··· Source material

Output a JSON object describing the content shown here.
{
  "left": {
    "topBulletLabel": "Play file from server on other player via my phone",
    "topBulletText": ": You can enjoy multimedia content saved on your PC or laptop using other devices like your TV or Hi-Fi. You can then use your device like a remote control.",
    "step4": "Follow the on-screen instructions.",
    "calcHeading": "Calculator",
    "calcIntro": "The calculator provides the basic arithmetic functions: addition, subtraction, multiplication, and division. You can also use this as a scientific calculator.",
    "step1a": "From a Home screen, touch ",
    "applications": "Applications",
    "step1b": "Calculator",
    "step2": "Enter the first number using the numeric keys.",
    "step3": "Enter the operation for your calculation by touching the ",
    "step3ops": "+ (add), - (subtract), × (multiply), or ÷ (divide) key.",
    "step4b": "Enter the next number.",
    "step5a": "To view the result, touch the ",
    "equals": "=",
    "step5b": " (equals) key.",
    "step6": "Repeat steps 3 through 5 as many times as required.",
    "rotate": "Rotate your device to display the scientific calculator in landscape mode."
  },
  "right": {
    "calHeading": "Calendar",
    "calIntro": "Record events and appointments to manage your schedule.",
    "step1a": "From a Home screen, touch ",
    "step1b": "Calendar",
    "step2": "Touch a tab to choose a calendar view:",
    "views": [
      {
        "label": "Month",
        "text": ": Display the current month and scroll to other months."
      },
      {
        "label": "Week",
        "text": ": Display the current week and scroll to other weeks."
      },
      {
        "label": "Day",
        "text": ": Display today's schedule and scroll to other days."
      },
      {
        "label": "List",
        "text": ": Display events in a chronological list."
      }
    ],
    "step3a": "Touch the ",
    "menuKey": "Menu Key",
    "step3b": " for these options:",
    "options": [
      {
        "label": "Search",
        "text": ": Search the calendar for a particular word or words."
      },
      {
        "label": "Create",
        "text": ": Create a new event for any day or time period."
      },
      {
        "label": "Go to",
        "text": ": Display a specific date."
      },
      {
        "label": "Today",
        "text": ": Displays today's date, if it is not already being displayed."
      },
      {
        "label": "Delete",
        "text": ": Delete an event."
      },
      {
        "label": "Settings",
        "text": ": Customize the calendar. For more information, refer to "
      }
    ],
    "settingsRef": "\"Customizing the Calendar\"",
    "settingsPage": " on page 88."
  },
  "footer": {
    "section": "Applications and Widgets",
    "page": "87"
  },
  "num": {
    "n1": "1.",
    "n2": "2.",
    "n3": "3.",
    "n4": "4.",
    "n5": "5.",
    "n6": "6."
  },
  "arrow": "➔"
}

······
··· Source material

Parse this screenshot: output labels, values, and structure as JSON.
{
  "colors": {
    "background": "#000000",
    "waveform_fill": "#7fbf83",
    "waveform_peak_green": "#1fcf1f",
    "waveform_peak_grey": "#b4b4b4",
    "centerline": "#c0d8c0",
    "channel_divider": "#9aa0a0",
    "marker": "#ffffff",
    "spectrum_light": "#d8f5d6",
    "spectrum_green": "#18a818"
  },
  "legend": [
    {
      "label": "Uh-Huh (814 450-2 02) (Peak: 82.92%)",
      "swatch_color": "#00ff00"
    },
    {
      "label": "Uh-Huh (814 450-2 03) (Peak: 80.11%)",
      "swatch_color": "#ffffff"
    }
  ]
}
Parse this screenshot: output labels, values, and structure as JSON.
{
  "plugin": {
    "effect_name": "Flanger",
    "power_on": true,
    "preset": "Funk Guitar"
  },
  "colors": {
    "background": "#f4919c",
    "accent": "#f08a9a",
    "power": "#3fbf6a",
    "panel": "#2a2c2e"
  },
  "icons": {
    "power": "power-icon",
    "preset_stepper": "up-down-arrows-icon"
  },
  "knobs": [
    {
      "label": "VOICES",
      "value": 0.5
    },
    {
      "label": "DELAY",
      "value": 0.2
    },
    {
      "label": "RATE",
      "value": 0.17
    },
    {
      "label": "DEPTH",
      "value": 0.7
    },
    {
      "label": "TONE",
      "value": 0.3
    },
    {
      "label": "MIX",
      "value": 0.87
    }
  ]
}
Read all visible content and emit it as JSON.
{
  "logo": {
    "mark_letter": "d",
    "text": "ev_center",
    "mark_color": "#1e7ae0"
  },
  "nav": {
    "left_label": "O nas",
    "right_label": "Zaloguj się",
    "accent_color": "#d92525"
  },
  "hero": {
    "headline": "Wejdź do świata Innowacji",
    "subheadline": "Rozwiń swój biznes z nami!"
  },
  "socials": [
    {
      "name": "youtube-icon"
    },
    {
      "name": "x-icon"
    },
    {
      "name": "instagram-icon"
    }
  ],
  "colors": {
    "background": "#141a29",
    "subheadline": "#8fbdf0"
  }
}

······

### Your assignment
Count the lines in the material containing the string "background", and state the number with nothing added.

### Final answer
3